While many might think of weeds as pests, British nature writer Richard Mabey prefers to think of them as "vegetable guerrillas" and "forest outlaws." Mabey's new book, Weeds: In Defense of Nature's Most Unloved Plants, is a spirited defense of weeds. He tells NPR's Melissa Block that his love for weeds began when he discovered a forest of the disreputable plants in an industrial wasteland near London's Heathrow Airport.
Common bindweed (Convolvulus arvense) may be the toughest weed in the world. Now the aerial shoots don't look like too much, a slender vine with it's little pinky-white morning glory flowers, but it forms a tuber deep under ground from which it can resprout forever as best my efforts can determine.
To ward off famine and potentially save millions of lives, researchers are looking for a little help from a tiny fungus. By colonizing seeds with spores from naturally occurring fungi, experiments show that rice -- a major world food source -- is able to withstand stresses associated with climate change, such as drought and soil salinity.
The world’s forests are magnificent palaces of biodiversity, teeming with wacky and wonderful creatures and plants that seem otherworldly. But they’re also something far more mundane although useful: they’re giant sponges, soaking up vast amounts of carbon dioxide. According to a study published online on Thursday by the journal Science, the world’s forests absorb 2.4 billion tons of carbon dioxide each year, or about one-third of the carbon dioxide released through the burning of fossil fuels.
The Madagascar star orchid, Angraecum sesquipedale, is especially famous because of its incredibly long "nectar spur" -- a long tubular extension that holds the flower's nectar. As pollinating moths reach their tongues to the nectar, they are forced to brush their faces in pollen, thus pollinating the flower. Of course, the moths evolved longer tongues to make it easier to each the nectar, also avoiding pollinating the flower.
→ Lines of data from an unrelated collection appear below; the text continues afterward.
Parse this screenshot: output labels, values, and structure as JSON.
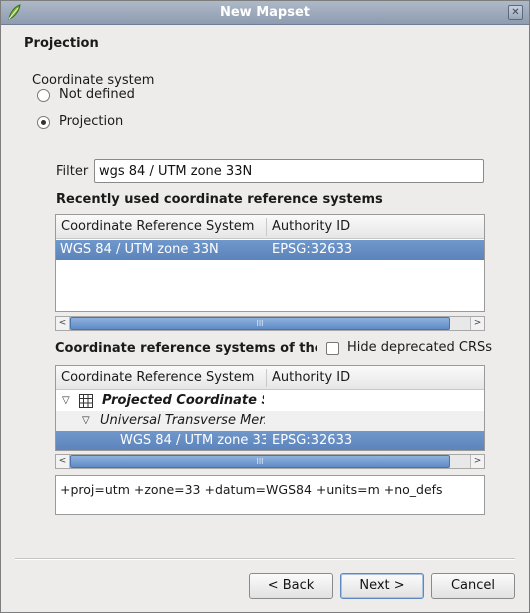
{
  "window": {
    "title": "New Mapset",
    "close_symbol": "✕"
  },
  "page": {
    "heading": "Projection"
  },
  "coordinate_system": {
    "label": "Coordinate system",
    "options": [
      {
        "label": "Not defined",
        "checked": false
      },
      {
        "label": "Projection",
        "checked": true
      }
    ]
  },
  "filter": {
    "label": "Filter",
    "value": "wgs 84 / UTM zone 33N"
  },
  "recent": {
    "title": "Recently used coordinate reference systems",
    "columns": [
      "Coordinate Reference System",
      "Authority ID"
    ],
    "rows": [
      {
        "crs": "WGS 84 / UTM zone 33N",
        "authority": "EPSG:32633",
        "selected": true
      }
    ]
  },
  "world": {
    "title": "Coordinate reference systems of the wor",
    "hide_deprecated_label": "Hide deprecated CRSs",
    "hide_deprecated_checked": false,
    "columns": [
      "Coordinate Reference System",
      "Authority ID"
    ],
    "tree": [
      {
        "label": "Projected Coordinate S...",
        "authority": "",
        "level": 0
      },
      {
        "label": "Universal Transverse Mer...",
        "authority": "",
        "level": 1
      },
      {
        "label": "WGS 84 / UTM zone 33N",
        "authority": "EPSG:32633",
        "level": 2,
        "selected": true
      }
    ]
  },
  "proj_string": "+proj=utm +zone=33 +datum=WGS84 +units=m +no_defs",
  "buttons": {
    "back": "< Back",
    "next": "Next >",
    "cancel": "Cancel"
  },
  "scroll": {
    "left_arrow": "<",
    "right_arrow": ">",
    "grip": "III"
  },
  "colors": {
    "selection": "#5b84bb",
    "titlebar": "#8e9cb1"
  }
}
In response, the flower developed longer nectar spurs to force the moth to pollinate it, and so on. This biological balancing act where an organism drives the evolution of one or more of its evolutionary partner's traits is known as coevolution.
I struggle at times to understand why we haven’t made much progress in understanding plant functional traits over the past ten years. As has been well chronicled for over a century, plant functional traits are keys to understanding the evolution of plants, predicting ecosystem response to global change, and interpreting the distribution of species. None of the importance of plant functional traits has changed any time recently. I would never argue that there has been no progress... Still, it just doesn’t feel like we’ve learned much in the past ten years about traits.
The last student to enroll into a degree program in botany enrolled at the University of Bristol in 2010. In the current directory of the Universities and Colleges Admissions Service (UCAS) (the organization that manages student applications to college courses in the UK), the listing for “Botany Degree” has disappeared. Why is this happening?
The stench of rotting flesh will soon permeate the Universityof Illinois’ Plant Biology Greenhouses. The Amorphophallus titanum, or the corpse flower, is on the verge of blooming and will soon emit a rotting meat smell.